ARTIST: Woody Allen
ALBUM: Standup Comic
As an act of semi-contrition, I promised my friends that I'd re-listen and re-appraise the works of both. I dutifully took out my dusty copies of both Bill Hicks' Hate Rants in E-Minor and Denis Leary's breakthrough opus No Cure for Cancer (which I originally saw him perform live in a tiny club in the West Village). I ripped both to my iPod and spent the next couple of days re-listening to them on walks to work. Honestly speaking, there are still hugely funny moments on both, but neither have aged particularly well. Frankly, while I think Hicks' work was assuredly bold, endearingly provocative and ahead of its time, there is a sanctimonious and preachy quality that often marred even his best bits. Leary, by contrast, seemed guilty at the time of injecting much of his comedy with an exaggerated mania (see also Lewis Black) that similarly detracts from the otherwise insightful impact of the material.

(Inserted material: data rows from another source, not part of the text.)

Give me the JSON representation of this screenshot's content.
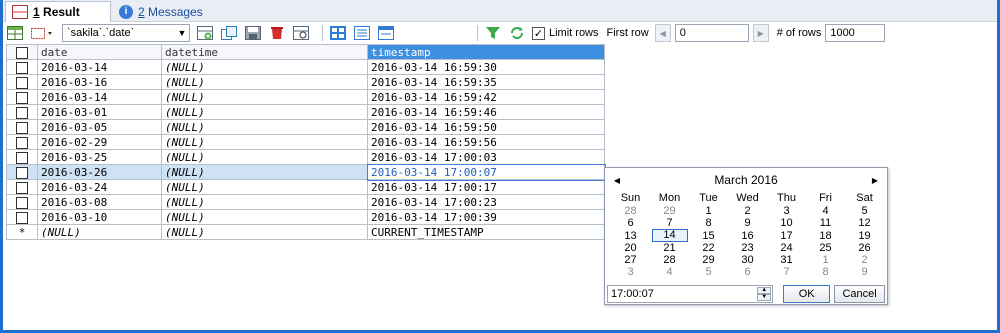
{
  "tabs": [
    {
      "num": "1",
      "label": "Result",
      "active": true
    },
    {
      "num": "2",
      "label": "Messages",
      "active": false
    }
  ],
  "toolbar": {
    "table_select": "`sakila`.`date`",
    "limit_rows_label": "Limit rows",
    "limit_rows_checked": true,
    "first_row_label": "First row",
    "first_row_value": "0",
    "num_rows_label": "# of rows",
    "num_rows_value": "1000"
  },
  "grid": {
    "columns": [
      "date",
      "datetime",
      "timestamp"
    ],
    "rows": [
      {
        "date": "2016-03-14",
        "datetime": "(NULL)",
        "timestamp": "2016-03-14 16:59:30"
      },
      {
        "date": "2016-03-16",
        "datetime": "(NULL)",
        "timestamp": "2016-03-14 16:59:35"
      },
      {
        "date": "2016-03-14",
        "datetime": "(NULL)",
        "timestamp": "2016-03-14 16:59:42"
      },
      {
        "date": "2016-03-01",
        "datetime": "(NULL)",
        "timestamp": "2016-03-14 16:59:46"
      },
      {
        "date": "2016-03-05",
        "datetime": "(NULL)",
        "timestamp": "2016-03-14 16:59:50"
      },
      {
        "date": "2016-02-29",
        "datetime": "(NULL)",
        "timestamp": "2016-03-14 16:59:56"
      },
      {
        "date": "2016-03-25",
        "datetime": "(NULL)",
        "timestamp": "2016-03-14 17:00:03"
      },
      {
        "date": "2016-03-26",
        "datetime": "(NULL)",
        "timestamp": "2016-03-14 17:00:07"
      },
      {
        "date": "2016-03-24",
        "datetime": "(NULL)",
        "timestamp": "2016-03-14 17:00:17"
      },
      {
        "date": "2016-03-08",
        "datetime": "(NULL)",
        "timestamp": "2016-03-14 17:00:23"
      },
      {
        "date": "2016-03-10",
        "datetime": "(NULL)",
        "timestamp": "2016-03-14 17:00:39"
      }
    ],
    "new_row": {
      "marker": "*",
      "date": "(NULL)",
      "datetime": "(NULL)",
      "timestamp": "CURRENT_TIMESTAMP"
    },
    "selected_row_index": 7
  },
  "calendar": {
    "month_label": "March 2016",
    "weekdays": [
      "Sun",
      "Mon",
      "Tue",
      "Wed",
      "Thu",
      "Fri",
      "Sat"
    ],
    "weeks": [
      [
        "28",
        "29",
        "1",
        "2",
        "3",
        "4",
        "5"
      ],
      [
        "6",
        "7",
        "8",
        "9",
        "10",
        "11",
        "12"
      ],
      [
        "13",
        "14",
        "15",
        "16",
        "17",
        "18",
        "19"
      ],
      [
        "20",
        "21",
        "22",
        "23",
        "24",
        "25",
        "26"
      ],
      [
        "27",
        "28",
        "29",
        "30",
        "31",
        "1",
        "2"
      ],
      [
        "3",
        "4",
        "5",
        "6",
        "7",
        "8",
        "9"
      ]
    ],
    "today": "14",
    "time_value": "17:00:07",
    "ok_label": "OK",
    "cancel_label": "Cancel"
  },
  "colors": {
    "accent": "#3d8fe0",
    "selection": "#cfe2f5",
    "frame": "#1f6fcf"
  }
}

Once I'd digested both, though, I forgot about returning to the original debate and re-discovered more of my spoken-word comedy albums. I've unwittingly amassed a number of great albums over the years by comedians like Dana Gould, Patton Oswalt, Gilbert Gottfried, George Carlin and the like, and it had been eons since I listened to any of this stuff. While I still smiled or quietly chuckled to a few of the bits on the Hicks and Leary discs, some of this stuff had me practically crying. While in the midst of a drawn-out David Cross monologue from his 2002 album, Shut Up You Fucking Baby, I was laughing so hard on my walk home from work that someone actually mistook me for weeping uncontrollably and asked if I needed help.
In any case, here's one of my re-discovered favorite bits that is quintessentially New York, and being that so much of the content on this blog is so NYCentric, it seemed like the bit to highlight. From the Standup Comic album, here's Woody Allen (back when he was funny).